Friday, January 11, 2008
You've seen me mention Qdoba, the cali-mex restaurant that sits smack in between my gym and my apartment. They have good, quick food and super tasty salt-lime tortilla chips... many nights I drool as I drive by there (especially after a swim!) Especially when living and cooking by myself on weeknights, it's awefully tempting to swing in and grab a burrito and some chips. But in the effort to A. not spend a lot of money eating out, and B. lose some of my extra body mass, I try to limit my Qdoba stops to one night every 2-3 weeks. This week was one of those weeks.
In past stops I've typically ordered the following (I'll refer to this later as Meal A): a "Naked" Chicken or Pulled Pork Burrito (naked meaning without the tortilla, so it's just a bunch of stuff in a bowl-- I was trying to be healthy and cut some calories), including cilantro-lime rice, pinto beans, meat, and pico de gallo or salsa verde, and often I'd say yes to the cheese and sour cream; then-- here's the bad part-- I'd also get a Large order of chips and queso (a warm, spicy cheese dip).
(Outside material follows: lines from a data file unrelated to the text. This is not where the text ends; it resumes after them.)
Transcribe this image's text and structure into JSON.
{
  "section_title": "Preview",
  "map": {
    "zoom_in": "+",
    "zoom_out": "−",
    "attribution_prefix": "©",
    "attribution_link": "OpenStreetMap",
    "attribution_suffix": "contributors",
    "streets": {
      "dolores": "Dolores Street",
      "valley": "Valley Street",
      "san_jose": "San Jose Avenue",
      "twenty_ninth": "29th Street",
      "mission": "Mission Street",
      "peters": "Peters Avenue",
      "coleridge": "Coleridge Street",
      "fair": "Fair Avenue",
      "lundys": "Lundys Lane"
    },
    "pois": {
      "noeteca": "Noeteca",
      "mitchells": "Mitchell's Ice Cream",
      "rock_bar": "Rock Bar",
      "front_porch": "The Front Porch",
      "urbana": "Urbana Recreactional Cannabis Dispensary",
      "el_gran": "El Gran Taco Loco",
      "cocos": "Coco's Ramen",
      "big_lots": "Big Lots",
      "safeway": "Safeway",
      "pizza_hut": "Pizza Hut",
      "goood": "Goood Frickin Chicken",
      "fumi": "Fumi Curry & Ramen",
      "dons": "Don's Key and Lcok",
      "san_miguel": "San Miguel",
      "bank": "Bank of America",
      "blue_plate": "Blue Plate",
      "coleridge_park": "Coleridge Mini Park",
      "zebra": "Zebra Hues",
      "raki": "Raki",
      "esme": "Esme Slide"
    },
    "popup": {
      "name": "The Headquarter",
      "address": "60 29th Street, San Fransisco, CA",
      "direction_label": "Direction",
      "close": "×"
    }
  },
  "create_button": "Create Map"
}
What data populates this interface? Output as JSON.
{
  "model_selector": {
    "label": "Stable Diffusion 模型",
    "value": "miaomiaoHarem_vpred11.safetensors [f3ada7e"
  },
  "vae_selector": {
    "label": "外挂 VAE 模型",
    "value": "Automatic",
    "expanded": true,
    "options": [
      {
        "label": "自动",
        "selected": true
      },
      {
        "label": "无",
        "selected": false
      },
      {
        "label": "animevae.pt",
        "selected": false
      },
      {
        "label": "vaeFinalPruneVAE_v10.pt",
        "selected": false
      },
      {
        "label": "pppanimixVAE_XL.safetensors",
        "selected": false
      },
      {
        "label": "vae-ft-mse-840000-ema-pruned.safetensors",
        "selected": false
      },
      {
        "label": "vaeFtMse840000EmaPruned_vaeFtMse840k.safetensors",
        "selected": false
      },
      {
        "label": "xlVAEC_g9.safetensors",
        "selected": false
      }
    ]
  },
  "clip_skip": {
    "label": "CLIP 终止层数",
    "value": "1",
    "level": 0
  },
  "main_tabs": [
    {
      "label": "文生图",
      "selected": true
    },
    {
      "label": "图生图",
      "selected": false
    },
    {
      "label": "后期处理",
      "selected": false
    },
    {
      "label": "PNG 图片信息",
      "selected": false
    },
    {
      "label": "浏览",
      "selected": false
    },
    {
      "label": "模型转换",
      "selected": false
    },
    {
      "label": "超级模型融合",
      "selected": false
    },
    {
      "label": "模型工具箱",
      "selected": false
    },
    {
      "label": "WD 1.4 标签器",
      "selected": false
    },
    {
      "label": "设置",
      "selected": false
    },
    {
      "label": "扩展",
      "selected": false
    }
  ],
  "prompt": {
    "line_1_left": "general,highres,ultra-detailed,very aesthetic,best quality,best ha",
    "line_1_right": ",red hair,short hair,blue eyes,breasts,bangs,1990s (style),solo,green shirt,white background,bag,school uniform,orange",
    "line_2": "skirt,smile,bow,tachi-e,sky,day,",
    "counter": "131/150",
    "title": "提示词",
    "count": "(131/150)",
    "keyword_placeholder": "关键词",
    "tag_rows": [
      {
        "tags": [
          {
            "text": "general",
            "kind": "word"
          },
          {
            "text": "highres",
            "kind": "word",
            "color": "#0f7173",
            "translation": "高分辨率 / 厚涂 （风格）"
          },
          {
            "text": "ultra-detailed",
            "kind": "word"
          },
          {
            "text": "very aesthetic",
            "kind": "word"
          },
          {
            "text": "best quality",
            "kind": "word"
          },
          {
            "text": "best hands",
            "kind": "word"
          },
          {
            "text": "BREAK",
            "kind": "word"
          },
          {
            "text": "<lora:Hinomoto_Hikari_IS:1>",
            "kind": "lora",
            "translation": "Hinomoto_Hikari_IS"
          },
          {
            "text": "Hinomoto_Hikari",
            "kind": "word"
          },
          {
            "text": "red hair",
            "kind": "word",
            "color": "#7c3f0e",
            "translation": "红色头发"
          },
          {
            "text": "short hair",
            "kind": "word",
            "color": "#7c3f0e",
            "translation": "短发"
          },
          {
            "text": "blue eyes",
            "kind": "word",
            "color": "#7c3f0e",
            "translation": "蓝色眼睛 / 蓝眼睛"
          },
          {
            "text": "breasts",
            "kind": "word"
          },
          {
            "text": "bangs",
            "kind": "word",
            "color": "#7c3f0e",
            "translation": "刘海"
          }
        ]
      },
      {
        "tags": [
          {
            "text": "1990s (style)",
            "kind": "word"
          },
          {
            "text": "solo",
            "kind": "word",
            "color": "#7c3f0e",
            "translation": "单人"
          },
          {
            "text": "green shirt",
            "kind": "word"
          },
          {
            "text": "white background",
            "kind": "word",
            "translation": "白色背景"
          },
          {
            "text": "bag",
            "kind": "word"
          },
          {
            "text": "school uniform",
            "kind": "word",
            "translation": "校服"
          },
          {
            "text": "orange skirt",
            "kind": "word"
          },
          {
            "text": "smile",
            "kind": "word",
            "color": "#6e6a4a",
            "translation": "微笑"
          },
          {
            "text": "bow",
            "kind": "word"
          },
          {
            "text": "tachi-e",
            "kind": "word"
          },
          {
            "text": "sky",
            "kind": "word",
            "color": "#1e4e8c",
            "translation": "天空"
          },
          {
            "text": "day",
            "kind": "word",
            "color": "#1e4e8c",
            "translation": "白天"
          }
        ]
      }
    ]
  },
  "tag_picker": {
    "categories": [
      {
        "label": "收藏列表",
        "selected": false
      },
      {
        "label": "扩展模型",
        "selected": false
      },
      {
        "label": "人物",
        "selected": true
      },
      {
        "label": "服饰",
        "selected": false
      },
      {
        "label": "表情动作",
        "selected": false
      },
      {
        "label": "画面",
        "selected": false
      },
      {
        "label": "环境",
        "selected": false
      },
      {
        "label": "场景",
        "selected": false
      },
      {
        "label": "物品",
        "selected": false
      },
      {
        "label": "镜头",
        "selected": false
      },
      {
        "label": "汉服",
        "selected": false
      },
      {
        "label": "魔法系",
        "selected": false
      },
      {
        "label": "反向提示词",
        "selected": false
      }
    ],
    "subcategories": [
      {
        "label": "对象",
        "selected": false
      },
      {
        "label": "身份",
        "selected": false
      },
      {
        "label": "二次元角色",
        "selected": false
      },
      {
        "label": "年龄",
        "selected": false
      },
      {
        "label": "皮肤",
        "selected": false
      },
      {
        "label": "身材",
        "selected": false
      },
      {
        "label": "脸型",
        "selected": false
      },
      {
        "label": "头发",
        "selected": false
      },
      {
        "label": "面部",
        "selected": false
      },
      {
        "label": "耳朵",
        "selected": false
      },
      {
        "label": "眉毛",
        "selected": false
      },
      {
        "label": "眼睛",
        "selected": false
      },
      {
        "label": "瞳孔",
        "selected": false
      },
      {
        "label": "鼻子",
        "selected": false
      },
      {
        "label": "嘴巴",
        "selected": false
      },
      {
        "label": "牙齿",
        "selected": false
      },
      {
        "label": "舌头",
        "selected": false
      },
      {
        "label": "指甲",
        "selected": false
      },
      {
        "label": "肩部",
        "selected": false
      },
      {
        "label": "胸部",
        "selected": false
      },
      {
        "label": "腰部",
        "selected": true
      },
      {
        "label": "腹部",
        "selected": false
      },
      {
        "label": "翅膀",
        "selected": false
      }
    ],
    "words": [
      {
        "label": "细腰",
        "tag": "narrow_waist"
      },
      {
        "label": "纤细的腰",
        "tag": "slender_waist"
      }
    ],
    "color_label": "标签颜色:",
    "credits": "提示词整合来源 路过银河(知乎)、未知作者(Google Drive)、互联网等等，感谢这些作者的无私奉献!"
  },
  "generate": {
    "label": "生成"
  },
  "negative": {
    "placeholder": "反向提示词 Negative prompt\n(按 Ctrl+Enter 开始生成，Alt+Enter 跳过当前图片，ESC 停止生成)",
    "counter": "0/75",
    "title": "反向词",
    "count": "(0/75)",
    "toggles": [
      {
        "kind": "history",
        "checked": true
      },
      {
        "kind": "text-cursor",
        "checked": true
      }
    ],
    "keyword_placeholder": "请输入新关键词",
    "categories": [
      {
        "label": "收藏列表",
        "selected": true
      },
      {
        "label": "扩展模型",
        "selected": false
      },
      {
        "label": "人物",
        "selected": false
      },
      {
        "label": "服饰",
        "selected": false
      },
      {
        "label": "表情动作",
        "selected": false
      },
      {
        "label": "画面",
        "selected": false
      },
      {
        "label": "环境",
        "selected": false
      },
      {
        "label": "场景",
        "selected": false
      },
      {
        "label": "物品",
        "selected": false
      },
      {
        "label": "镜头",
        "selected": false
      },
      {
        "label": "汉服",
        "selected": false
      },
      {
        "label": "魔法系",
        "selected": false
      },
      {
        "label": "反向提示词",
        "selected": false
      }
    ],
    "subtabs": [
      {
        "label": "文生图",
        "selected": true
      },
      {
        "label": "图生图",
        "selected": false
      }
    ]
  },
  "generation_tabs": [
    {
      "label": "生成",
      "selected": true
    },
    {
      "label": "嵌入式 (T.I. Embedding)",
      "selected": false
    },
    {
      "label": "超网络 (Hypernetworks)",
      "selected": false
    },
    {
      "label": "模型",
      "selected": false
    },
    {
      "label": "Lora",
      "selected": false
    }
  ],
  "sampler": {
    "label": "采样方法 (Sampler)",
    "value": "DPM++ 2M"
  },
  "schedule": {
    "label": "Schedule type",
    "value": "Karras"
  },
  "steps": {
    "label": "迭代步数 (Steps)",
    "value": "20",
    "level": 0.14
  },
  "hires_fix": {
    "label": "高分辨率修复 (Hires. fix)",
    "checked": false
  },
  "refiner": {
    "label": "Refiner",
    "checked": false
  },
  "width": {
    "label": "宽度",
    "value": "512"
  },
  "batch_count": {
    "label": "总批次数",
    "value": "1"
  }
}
This week when I stopped in, I pre-meditated my order. I'd say no to the cheese and sour cream, and would also skip the queso. That would cut a lot of the fat out of the order, but still allow me a little treat with the chips. My will-power to resist the unhealthy choices was boosted when one of my class instructors from the gym came in and got in line behind me!
So here's what I ordered this week (I'll refer to this later as Meal B): A "naked" chicken burrito, with the rice and beans and both salsas, but without cheese or sour cream, and with a Small order of chips.
What's the difference, I began to wonder? Does this really matter that much whether or not I skip the queso or the tortilla? While in line, my instructor and I were chatting about how the tortillas pack in so much extra-- in fact, he said he'd looked online at the nutrition information and saw that they were more than 300 calories each! So that prompted me to check out the nutrition information on the website. Here's what I found, as it pertains to my two meal choices:
Holy smokes! My previous meal was nearly 1700 calories!!! Compare that to the ~2000-2200 calories a day that I typically burn-- that doesn't leave much room for anything else to eat all day without going way over (and we know what eating more calories than you burn can lead to...). I was also astounded to see how much that tortilla would change things. Even eating a regular burrito without the additional fat (cheese, sour cream) makes for a nearly 900 calorie meal. Not bad if you're burning a ton, and/or if you're okay with maintaining your weight. But if you're trying to shoot for a ~1400-1500 calorie/day diet to lose weight, the burrito is not as "healthy" of an option as you may think.
The point of this blog post isn't to make you feel guilty about your burrito stops. I know too well that there are just too many great burrito shacks in Kalispell and Missoula (and I'm sure elsewhere) that are quick and easy and tasty for those of us who are constantly on-the-go. I'm not advocating we Band the Burrito. Just order wisely. Think about what your goals are, and how you can make your burrito addiction work with them :)
The other point was that there's tons of information available on the web to help you make informed decisions when eating out, especially if you take a little time before-hand to do some research. I've found that many of the national chains have information available on their websites. There's also a site called Healthy Dining Finder that lets you search for restaurants in your area, then shows you the best choices from their menu. For example, did you know that the Country Dinner Platter of Chicken 'n Dumplins from Cracker Barrell is one of the recommended meals (at just around 600 calories)? I was pleasantly surprised. See, "eating healthily at a restaurant" doesn't just mean "order a side salad with no dressing!"
So, with the weekend nearly here, have fun going out to dinner one night. Do your research and make a pre-meditated choice of what to order before you get there, and then enjoy your meal with the satisfaction of knowing that you made a good decision. You can still treat yourself-- just do it mindfully!